What the task asks: Give back all the data exactly as it was written.

[Dataset rows describing interfaces]
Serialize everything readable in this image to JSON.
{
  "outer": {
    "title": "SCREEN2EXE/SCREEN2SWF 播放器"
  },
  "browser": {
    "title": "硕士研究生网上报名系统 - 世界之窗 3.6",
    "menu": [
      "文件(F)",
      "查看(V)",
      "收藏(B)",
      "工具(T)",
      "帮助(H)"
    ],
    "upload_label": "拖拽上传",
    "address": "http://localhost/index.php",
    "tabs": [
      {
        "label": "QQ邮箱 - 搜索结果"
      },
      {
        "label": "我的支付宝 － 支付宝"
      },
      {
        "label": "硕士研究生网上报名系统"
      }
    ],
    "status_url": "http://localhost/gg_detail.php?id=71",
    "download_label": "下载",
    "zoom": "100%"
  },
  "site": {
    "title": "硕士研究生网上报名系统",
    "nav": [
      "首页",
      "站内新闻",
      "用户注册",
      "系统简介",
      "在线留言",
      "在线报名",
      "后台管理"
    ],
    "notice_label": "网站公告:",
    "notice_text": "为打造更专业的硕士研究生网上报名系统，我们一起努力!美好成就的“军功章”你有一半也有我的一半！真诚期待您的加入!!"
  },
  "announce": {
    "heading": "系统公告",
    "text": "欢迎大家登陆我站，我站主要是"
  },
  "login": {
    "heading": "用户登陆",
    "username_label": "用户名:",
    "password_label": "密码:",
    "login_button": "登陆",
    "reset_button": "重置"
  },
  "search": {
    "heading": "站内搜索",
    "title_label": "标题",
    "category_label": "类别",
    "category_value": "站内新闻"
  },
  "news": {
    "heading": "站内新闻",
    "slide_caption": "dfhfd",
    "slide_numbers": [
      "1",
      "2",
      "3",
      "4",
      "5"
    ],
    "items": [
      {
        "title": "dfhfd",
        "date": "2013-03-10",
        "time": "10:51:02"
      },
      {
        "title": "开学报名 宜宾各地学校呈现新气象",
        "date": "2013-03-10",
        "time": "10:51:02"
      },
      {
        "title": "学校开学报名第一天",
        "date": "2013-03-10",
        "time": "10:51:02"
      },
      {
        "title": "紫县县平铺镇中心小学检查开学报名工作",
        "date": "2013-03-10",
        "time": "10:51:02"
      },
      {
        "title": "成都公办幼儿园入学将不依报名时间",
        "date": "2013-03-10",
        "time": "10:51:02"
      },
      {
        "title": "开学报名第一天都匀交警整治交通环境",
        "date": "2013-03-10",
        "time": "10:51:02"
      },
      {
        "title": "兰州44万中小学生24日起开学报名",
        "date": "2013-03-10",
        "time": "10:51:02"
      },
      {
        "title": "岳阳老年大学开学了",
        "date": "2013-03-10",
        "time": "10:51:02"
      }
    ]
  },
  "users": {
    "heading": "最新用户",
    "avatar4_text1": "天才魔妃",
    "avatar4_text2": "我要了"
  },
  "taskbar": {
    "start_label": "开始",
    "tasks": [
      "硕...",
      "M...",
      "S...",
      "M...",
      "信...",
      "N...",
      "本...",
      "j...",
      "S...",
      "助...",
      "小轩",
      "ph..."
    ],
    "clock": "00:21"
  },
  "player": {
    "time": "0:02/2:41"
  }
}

Solution:
Serialize everything readable in this image to JSON.
{
  "outer": {
    "title": "SCREEN2EXE/SCREEN2SWF 播放器"
  },
  "browser": {
    "title": "硕士研究生网上报名系统 - 世界之窗 3.6",
    "menu": [
      "文件(F)",
      "查看(V)",
      "收藏(B)",
      "工具(T)",
      "帮助(H)"
    ],
    "upload_label": "拖拽上传",
    "address": "http://localhost/index.php",
    "tabs": [
      {
        "label": "QQ邮箱 - 搜索结果"
      },
      {
        "label": "我的支付宝 － 支付宝"
      },
      {
        "label": "硕士研究生网上报名系统"
      }
    ],
    "status_url": "http://localhost/gg_detail.php?id=71",
    "download_label": "下载",
    "zoom": "100%"
  },
  "site": {
    "title": "硕士研究生网上报名系统",
    "nav": [
      "首页",
      "站内新闻",
      "用户注册",
      "系统简介",
      "在线留言",
      "在线报名",
      "后台管理"
    ],
    "notice_label": "网站公告:",
    "notice_text": "为打造更专业的硕士研究生网上报名系统，我们一起努力!美好成就的“军功章”你有一半也有我的一半！真诚期待您的加入!!"
  },
  "announce": {
    "heading": "系统公告",
    "text": "欢迎大家登陆我站，我站主要是"
  },
  "login": {
    "heading": "用户登陆",
    "username_label": "用户名:",
    "password_label": "密码:",
    "login_button": "登陆",
    "reset_button": "重置"
  },
  "search": {
    "heading": "站内搜索",
    "title_label": "标题",
    "category_label": "类别",
    "category_value": "站内新闻"
  },
  "news": {
    "heading": "站内新闻",
    "slide_caption": "dfhfd",
    "slide_numbers": [
      "1",
      "2",
      "3",
      "4",
      "5"
    ],
    "items": [
      {
        "title": "dfhfd",
        "date": "2013-03-10",
        "time": "10:51:02"
      },
      {
        "title": "开学报名 宜宾各地学校呈现新气象",
        "date": "2013-03-10",
        "time": "10:51:02"
      },
      {
        "title": "学校开学报名第一天",
        "date": "2013-03-10",
        "time": "10:51:02"
      },
      {
        "title": "紫县县平铺镇中心小学检查开学报名工作",
        "date": "2013-03-10",
        "time": "10:51:02"
      },
      {
        "title": "成都公办幼儿园入学将不依报名时间",
        "date": "2013-03-10",
        "time": "10:51:02"
      },
      {
        "title": "开学报名第一天都匀交警整治交通环境",
        "date": "2013-03-10",
        "time": "10:51:02"
      },
      {
        "title": "兰州44万中小学生24日起开学报名",
        "date": "2013-03-10",
        "time": "10:51:02"
      },
      {
        "title": "岳阳老年大学开学了",
        "date": "2013-03-10",
        "time": "10:51:02"
      }
    ]
  },
  "users": {
    "heading": "最新用户",
    "avatar4_text1": "天才魔妃",
    "avatar4_text2": "我要了"
  },
  "taskbar": {
    "start_label": "开始",
    "tasks": [
      "硕...",
      "M...",
      "S...",
      "M...",
      "信...",
      "N...",
      "本...",
      "j...",
      "S...",
      "助...",
      "小轩",
      "ph..."
    ],
    "clock": "00:21"
  },
  "player": {
    "time": "0:02/2:41"
  }
}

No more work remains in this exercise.